  • Partially favorable: In a partially favorable decision, the ALJ finds that your disability affects your ability to work but disagrees with the disability onset date. This means that you are entitled to disability benefits, but the amount of disability backpay you receive, if any, will be decreased.
  • Denial: If the ALJ finds that your disability does not interfere with your ability to work, she will deny your claim entirely. Your only recourse in this situation is to file an appeal with the Appeals Council. You have 60 days from the date the ALJ issues her ruling to appeal. An appeal can be based on either a claim that the ALJ’s decision was not based on substantial evidence or if new medical evidence has become available since the hearing that the ALJ was unable to review.

SSD Eligibility – the five-step sequential process

The ALJ goes through a five-step sequential process when deciding whether you are eligible for benefits based on your disability. You must pass each step to obtain a favorable decision. These five steps are:

1. Are you engaged in substantial gainful activity?

This step is fairly straightforward. The SSA considers a person engaged in substantial gainful activity if he earns more than $1,260 per month ($2,110 if the applicant is blind). With limited exceptions, if you earn more than SGA, the ALJ will deny your application.

2. Are your impairments severe?

To be considered “severe”, your medical records must support a finding that your disability interferes with your ability to do basic work-related activities, such as standing, sitting, lifting, bending interacting appropriately with others, and the ability to understand and follow directions.

3. Does your medical condition meet or equal a disability listing?

The SSA Blue Book contains more than 100 medical conditions that qualify an applicant for disability benefits. Each condition has specific criteria that must be met, and must be supported by specific laboratory and other diagnostic tests – a letter from your treating physician indicating that he diagnosed you with a specific condition is not enough to meet the listing.

If your medical condition is not specifically included in the Blue Book, you may still be eligible for disability benefits if the symptoms and limitations you experience “equal’, or are similar to, the symptoms of a listed condition. For example, migraines are not listed as a disability. However, their frequency and severity can sometimes equal the criteria for epilepsy, which is listed.

Because the criteria are so stringent, most applicants don’t meet or equal a listing. In this case, the ALJ will consider your residual functional capacity (RFC), which is what work-related tasks you can do despite your disability (or disabilities).
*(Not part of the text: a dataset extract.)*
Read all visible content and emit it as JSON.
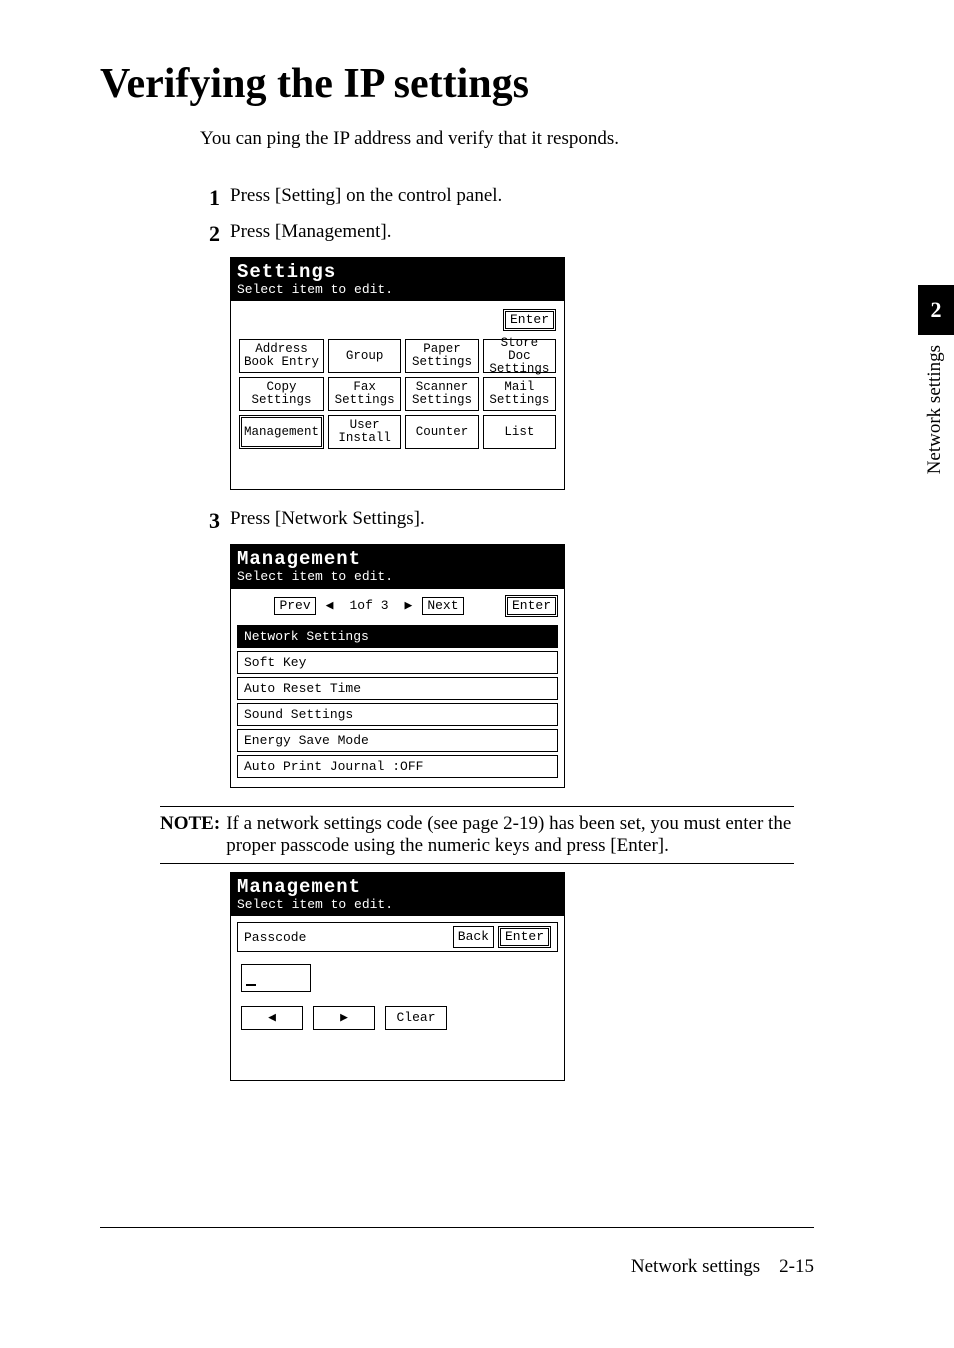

4. Can you perform prior work?

If the ALJ finds that your disability prohibits you from working in your current job, she will then determine whether you can perform any work you did in the past. For example, if your current job requires you to travel but the disability prevents you from driving, the ALJ could find that you could return to previous jobs that did not have the driving requirement.

5. Can you do other work?

If the ALJ finds that your disability prevents you from performing either your current or prior work, the final step is to determine whether you can perform any other work. This determination takes into consideration your age, education, skills, and prior work history, as well as any reports from the vocational expert (if the ALJ requested a report). The ALJ will deny your disability claim if he finds that you can perform any other work given your background and experience.

 

If you or a loved one has questions about navigating the Social Security Disability process we can help. Consider the Good Law Group for your representation – call (847) 577-4476.

By |2020-12-02T14:24:40-06:00December 5th, 2020|Blog, SSD|Comments Off on Social Security Disability Hearing – How to Find Your Administrative Law Judge